Staying hydrated during workouts is essential for kidney function. When we work out, we lose water and electrolytes through sweat. Staying hydrated ensures that our kidneys can do their job through transporting waste products in and out of the cells and to avoid the build up of urea nitrogen in the blood. Urea nitrogen is a byproduct of metabolic function.


Creatinine is a waste product that comes from normal wear and tear on muscles. Generally speaking, moderate exercise will not affect our creatinine levels. As you increase your level of exercise, your creatinine levels may rise, especially for those who have a eat a large volume of meat in their everyday diets.

Low blood pressure and dehydration may cause damage to your kidneys, which would lead to a higher volume of creatinine in the blood. During exercise, it is important to replace fluids that are lost through sweating, after exercise, it is important to replenish your calorie stores.


One of the most accurate ways to know your kidney function is to look at your glomerular filtration rate (GFR). Your GFR is a calculation that includes your volume of creatinine, age, gender, race and weight.

It is widley believed (and in some cases scientifically proven) that a higher protein intake can aid muscle and body composition. For those who are already living with kidney disease, a higher intake of protein can put more pressure on their kidneys. For those who have healthy kidneys, there is no evidence that a high protein diet can result in damage.

The only way to know if you are supplementing in an optimal way is to know your baseline kidney function biomarkers.

In sum: High protein intake has been shown to speed up kidney damage in people who have kidney disease. Higher protein diets don't negatively affect kidney function in healthy people.


Should You Take A Kidney Function Test?

Kidney Function Tests indicate how your kidneys are performing by measuring levels of urea, creatinine and eGFR. High levels of urea, creatinine and low eGPR can indicate acute or chronic kidney disease.

You should consider taking the test if:

  • You have a high protein diet
  • You have used or are using performance enhancing drugs
  • You are taking anti-inflammatory medication
  • You suffer from high blood pressure
  • You suffer from diabetes
  • You have suffered an acute injury
  • You have persistent urinary tract infections
  • You have a kidney disease or a family history of one
  • You have kidney stones or a family history of them

You should consider taking the test if you are suffering from the following symptoms:

  • Chronic fatigue
  • Urinating less frequently or producing a reduced volume of urine
  • Nausea
  • Irregular heartbeat
  • Shortness of breath
  • Seizures
  • Fluid retention
  • Swelling in the legs, ankles, and feet
  • Chest pain

Going To The Gym? Some Simple Things To Bear In Mind

  • Testing a range of biomarkers is the most in-depth way to understand your progress and ensure that you are achieving optimal results.

  • Consistency is key. We might think that the intensity of the work-out or what we eat is the most important, but it all starts with consistency.

  • A combination of cardio and weight-lifting exercises will offer the best results.

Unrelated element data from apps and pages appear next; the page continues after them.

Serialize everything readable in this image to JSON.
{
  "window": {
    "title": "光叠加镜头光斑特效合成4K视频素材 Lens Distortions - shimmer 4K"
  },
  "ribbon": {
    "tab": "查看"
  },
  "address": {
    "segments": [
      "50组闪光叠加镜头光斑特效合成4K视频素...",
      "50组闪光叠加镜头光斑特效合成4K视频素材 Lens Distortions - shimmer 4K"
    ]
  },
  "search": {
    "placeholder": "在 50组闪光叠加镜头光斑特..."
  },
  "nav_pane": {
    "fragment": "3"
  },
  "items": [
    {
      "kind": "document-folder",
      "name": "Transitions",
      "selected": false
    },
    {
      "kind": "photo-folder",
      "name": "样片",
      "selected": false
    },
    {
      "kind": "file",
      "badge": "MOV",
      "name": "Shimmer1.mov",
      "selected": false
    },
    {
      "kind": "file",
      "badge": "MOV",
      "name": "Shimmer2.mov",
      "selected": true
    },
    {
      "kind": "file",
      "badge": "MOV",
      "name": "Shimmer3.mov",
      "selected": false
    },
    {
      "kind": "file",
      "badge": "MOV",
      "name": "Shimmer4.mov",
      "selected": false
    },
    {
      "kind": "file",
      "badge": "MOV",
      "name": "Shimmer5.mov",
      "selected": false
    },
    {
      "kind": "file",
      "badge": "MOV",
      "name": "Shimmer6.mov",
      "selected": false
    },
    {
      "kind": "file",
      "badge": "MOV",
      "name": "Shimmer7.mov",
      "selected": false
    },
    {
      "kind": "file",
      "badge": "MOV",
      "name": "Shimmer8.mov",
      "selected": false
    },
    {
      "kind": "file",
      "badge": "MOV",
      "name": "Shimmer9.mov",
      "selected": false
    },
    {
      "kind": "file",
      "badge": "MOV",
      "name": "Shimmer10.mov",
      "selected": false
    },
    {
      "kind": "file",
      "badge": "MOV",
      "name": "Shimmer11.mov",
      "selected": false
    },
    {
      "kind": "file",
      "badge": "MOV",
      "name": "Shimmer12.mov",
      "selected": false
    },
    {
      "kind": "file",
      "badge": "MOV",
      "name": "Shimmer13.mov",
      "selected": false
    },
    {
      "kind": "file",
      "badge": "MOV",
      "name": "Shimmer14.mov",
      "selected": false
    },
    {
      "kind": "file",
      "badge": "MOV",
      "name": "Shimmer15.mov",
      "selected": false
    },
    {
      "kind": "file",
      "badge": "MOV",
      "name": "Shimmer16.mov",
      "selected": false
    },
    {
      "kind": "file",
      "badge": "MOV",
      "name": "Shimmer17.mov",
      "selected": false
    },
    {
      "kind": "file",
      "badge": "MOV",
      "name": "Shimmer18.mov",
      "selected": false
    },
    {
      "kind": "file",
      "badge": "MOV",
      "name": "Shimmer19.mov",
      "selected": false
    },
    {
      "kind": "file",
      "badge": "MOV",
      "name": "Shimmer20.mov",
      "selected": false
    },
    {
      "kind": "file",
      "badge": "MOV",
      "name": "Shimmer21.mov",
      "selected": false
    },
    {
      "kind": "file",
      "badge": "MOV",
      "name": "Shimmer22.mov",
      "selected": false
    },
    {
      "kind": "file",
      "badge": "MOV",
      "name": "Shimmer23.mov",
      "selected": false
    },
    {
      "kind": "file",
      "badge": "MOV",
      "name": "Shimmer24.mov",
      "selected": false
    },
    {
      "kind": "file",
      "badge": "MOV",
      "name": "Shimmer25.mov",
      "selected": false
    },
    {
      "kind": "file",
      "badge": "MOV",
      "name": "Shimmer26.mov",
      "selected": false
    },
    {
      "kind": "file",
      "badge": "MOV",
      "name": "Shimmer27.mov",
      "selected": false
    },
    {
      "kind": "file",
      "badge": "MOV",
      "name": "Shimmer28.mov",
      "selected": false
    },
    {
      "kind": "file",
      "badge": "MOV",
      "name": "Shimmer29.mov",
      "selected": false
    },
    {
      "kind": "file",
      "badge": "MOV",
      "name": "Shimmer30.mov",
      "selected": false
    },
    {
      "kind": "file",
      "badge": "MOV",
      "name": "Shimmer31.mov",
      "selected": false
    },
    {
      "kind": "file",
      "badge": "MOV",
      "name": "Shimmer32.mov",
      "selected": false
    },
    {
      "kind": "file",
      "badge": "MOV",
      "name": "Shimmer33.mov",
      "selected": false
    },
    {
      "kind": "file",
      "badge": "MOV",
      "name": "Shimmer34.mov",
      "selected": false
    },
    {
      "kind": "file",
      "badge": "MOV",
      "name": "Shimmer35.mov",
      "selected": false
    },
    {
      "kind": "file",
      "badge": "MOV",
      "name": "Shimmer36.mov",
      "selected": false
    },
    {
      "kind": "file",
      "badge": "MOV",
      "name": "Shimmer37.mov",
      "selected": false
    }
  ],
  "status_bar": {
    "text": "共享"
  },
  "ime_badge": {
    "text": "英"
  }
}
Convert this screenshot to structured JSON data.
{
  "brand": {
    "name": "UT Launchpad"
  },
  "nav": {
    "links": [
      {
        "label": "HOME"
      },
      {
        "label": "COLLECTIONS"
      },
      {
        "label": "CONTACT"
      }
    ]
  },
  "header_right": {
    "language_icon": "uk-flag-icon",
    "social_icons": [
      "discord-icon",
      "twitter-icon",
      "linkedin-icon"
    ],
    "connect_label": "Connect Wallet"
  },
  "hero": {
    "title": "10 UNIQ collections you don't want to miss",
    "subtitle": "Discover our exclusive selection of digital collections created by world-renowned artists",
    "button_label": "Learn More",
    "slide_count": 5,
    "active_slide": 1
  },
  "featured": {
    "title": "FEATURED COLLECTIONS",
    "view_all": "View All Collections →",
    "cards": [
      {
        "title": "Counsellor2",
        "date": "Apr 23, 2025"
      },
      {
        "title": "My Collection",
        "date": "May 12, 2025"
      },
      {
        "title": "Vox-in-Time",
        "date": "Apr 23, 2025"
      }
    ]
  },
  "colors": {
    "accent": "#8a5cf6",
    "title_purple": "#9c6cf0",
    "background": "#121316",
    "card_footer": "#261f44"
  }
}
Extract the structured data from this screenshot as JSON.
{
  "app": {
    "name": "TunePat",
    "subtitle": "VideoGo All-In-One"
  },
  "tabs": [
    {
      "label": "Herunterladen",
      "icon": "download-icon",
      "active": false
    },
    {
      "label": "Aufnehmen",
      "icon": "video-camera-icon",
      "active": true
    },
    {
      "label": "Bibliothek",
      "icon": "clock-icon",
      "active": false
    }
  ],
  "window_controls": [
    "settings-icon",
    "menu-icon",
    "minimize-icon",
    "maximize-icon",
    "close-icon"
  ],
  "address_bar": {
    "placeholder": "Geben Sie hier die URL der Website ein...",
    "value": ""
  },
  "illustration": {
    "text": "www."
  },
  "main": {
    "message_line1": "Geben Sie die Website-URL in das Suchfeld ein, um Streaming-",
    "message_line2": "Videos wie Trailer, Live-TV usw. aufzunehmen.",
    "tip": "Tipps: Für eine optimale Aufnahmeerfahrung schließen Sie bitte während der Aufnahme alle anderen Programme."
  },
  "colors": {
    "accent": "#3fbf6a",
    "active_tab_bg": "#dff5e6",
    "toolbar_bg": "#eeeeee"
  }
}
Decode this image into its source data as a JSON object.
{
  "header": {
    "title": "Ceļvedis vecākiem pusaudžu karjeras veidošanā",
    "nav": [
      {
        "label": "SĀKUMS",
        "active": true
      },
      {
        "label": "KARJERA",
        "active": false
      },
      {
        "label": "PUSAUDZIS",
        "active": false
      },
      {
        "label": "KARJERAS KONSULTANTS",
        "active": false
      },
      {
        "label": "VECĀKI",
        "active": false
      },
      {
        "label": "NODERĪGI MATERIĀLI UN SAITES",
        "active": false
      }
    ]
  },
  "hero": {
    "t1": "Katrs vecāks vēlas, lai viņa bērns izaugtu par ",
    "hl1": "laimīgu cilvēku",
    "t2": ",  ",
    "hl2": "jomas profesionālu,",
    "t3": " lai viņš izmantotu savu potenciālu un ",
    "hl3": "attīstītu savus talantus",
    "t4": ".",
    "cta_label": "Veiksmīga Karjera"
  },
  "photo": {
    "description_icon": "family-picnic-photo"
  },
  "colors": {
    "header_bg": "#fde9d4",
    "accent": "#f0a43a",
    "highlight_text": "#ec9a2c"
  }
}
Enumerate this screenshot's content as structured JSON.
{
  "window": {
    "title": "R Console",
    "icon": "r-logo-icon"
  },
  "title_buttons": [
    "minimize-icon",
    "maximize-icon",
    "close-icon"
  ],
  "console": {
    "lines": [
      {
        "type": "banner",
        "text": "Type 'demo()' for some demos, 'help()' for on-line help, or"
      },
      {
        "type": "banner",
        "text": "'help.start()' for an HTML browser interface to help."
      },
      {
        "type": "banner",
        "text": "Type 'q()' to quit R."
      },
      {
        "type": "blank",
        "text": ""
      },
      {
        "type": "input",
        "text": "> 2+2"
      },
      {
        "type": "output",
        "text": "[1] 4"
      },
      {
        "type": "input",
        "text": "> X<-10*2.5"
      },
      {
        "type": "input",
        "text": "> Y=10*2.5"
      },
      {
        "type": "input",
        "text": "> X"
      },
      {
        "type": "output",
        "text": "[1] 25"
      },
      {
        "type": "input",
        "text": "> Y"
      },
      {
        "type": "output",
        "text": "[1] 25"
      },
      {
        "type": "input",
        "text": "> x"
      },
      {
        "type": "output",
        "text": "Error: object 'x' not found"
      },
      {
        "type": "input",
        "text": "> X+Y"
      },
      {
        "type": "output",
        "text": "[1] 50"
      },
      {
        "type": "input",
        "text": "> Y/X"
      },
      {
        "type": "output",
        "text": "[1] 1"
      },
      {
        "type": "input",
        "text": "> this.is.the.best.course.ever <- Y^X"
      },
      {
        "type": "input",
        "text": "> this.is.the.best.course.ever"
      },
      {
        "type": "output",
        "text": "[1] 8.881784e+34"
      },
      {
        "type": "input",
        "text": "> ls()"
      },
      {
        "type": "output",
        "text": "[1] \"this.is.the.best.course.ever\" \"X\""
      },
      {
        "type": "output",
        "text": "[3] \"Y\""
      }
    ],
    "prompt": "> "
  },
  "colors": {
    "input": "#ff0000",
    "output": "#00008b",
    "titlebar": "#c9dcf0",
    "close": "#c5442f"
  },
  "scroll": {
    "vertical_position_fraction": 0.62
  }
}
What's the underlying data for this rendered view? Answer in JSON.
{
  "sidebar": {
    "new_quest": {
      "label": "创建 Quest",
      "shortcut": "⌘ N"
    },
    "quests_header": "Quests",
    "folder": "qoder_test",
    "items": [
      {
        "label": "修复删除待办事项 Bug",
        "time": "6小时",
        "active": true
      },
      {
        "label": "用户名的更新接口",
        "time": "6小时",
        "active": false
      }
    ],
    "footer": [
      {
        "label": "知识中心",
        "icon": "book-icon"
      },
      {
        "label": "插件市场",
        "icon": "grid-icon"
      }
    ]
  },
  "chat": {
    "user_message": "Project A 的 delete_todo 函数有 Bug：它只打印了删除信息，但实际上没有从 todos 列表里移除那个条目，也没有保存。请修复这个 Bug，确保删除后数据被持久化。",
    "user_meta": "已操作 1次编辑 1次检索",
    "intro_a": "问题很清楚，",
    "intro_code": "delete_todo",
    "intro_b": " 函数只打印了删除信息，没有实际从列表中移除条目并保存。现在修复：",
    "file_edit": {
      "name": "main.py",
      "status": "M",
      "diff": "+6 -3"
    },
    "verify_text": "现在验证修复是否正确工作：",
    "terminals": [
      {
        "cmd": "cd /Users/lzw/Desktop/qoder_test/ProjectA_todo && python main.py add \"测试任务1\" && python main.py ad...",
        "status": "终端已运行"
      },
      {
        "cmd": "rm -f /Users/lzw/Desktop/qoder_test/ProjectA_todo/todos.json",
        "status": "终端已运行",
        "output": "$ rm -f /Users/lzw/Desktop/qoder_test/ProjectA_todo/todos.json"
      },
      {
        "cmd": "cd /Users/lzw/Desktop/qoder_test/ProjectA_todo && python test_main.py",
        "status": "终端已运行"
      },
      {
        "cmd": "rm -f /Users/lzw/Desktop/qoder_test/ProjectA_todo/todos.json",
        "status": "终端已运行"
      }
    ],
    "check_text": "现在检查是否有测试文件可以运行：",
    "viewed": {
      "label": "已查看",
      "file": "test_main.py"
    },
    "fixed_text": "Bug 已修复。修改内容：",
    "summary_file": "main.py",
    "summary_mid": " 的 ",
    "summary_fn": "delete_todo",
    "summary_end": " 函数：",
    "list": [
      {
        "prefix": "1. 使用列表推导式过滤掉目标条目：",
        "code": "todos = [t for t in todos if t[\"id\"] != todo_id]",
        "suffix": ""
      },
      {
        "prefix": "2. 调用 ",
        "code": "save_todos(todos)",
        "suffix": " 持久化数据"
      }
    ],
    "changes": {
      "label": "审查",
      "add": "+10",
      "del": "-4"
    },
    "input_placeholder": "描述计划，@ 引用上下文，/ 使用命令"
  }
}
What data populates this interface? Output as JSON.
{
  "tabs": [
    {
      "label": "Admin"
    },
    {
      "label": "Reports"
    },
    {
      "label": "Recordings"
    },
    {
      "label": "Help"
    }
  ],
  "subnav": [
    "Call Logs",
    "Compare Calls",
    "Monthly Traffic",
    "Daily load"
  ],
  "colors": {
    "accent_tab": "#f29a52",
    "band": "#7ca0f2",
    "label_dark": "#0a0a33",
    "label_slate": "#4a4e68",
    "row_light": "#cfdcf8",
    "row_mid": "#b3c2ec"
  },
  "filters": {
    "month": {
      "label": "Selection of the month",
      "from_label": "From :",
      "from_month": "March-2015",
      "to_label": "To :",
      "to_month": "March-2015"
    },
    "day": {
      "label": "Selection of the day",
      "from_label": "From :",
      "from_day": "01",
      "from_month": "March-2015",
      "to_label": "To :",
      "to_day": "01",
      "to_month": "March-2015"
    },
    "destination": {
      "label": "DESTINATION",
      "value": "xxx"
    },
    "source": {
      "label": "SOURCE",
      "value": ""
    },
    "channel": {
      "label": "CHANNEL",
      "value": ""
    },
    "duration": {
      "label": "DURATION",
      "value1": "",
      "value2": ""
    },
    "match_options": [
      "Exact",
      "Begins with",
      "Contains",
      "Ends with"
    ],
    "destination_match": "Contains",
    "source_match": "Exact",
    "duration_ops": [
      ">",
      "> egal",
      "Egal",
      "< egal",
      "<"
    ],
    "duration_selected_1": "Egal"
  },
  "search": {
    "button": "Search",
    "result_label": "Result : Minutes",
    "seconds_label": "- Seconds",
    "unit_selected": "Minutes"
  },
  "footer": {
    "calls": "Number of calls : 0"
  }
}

  • Always stay hydrated before, during and after a workout.

  • Never go more than one hour without food after an intense workout.

  • Find an exercise that you love and it will never feel like a chore.

  • If you have any pre-existing illnesses or you are not sure if a lifestyle change will improve your health, see your physician for further advice.

  • Always research your supplements and ask your physician for advice if you are unsure that they are safe, and avoid taking testosterone supplements unless a medical professional has advised you to.

  • Remember that working out should be something you do to supplement a healthy lifestyle. Want to gain more insight into your health? It might be time to start testing your biomarkers!

Read: The Best Fat Burner Is Your Brain

Written by Hannah Kingston | Medically Approved by Dr. Dominic Rowley